=== Section Start ===

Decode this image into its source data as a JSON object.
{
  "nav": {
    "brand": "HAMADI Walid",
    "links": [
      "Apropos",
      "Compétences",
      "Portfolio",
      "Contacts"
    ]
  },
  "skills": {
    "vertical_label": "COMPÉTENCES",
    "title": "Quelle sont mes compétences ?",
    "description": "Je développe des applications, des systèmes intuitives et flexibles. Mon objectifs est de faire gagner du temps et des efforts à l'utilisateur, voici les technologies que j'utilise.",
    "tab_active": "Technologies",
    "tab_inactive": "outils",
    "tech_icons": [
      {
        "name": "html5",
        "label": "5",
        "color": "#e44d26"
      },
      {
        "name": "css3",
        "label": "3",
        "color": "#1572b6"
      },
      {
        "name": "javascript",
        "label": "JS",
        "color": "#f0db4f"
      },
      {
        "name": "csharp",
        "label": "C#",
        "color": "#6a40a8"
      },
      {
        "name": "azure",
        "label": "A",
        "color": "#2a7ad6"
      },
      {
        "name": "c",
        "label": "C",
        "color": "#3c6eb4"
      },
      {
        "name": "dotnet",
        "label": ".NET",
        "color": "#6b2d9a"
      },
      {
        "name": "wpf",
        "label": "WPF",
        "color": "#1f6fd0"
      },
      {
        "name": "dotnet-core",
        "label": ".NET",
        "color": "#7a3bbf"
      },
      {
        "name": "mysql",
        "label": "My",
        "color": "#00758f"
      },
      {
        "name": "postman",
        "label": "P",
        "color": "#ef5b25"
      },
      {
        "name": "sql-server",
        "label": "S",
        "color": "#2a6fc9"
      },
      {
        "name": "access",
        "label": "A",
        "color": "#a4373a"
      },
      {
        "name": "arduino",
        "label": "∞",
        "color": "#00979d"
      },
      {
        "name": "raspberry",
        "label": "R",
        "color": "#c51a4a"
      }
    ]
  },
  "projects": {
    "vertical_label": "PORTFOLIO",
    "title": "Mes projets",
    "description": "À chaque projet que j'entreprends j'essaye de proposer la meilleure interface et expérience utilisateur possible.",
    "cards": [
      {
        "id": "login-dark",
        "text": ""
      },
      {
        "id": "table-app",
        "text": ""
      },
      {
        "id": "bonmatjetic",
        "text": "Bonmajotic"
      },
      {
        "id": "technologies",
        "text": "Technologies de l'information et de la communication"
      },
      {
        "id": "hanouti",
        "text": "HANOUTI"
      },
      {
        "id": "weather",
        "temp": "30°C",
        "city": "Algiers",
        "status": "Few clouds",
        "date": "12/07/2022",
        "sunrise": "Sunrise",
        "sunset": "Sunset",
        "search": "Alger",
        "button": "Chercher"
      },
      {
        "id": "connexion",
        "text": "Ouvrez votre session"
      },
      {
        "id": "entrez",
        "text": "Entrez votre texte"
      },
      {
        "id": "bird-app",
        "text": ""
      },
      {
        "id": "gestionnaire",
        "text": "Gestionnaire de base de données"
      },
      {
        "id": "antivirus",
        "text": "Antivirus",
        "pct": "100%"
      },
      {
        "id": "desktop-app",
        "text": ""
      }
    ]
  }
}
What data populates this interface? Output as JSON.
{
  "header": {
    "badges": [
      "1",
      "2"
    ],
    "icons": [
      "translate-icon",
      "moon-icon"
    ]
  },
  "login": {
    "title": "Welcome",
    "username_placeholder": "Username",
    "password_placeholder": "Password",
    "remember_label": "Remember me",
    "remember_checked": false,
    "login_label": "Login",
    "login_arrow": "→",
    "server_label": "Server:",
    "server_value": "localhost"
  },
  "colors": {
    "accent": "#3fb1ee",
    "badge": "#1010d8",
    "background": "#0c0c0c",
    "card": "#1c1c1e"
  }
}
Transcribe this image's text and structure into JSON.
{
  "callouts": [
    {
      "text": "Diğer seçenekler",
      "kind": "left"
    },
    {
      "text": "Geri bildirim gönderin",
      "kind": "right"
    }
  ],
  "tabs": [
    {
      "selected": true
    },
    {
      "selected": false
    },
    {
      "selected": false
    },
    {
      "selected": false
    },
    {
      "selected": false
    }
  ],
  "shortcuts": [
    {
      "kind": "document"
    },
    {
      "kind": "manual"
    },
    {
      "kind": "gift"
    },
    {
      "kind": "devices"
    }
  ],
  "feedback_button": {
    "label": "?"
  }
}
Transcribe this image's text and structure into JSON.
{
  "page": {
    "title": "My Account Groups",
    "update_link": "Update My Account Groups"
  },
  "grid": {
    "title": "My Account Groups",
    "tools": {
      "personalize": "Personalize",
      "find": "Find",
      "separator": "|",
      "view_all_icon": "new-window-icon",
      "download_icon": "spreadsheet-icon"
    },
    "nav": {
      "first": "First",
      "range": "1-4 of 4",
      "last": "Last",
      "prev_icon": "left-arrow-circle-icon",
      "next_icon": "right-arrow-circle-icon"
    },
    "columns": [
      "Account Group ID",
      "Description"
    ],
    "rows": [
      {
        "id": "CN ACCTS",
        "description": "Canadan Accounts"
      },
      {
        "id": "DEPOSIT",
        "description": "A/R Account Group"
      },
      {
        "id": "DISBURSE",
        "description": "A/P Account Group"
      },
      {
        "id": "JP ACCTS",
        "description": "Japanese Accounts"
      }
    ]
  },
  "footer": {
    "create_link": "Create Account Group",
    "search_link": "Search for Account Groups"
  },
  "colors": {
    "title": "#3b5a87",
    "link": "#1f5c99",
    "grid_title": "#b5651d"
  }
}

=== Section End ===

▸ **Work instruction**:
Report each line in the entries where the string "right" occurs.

▸ **Output for this exercise**:
      "kind": "right"
      "next_icon": "right-arrow-circle-icon"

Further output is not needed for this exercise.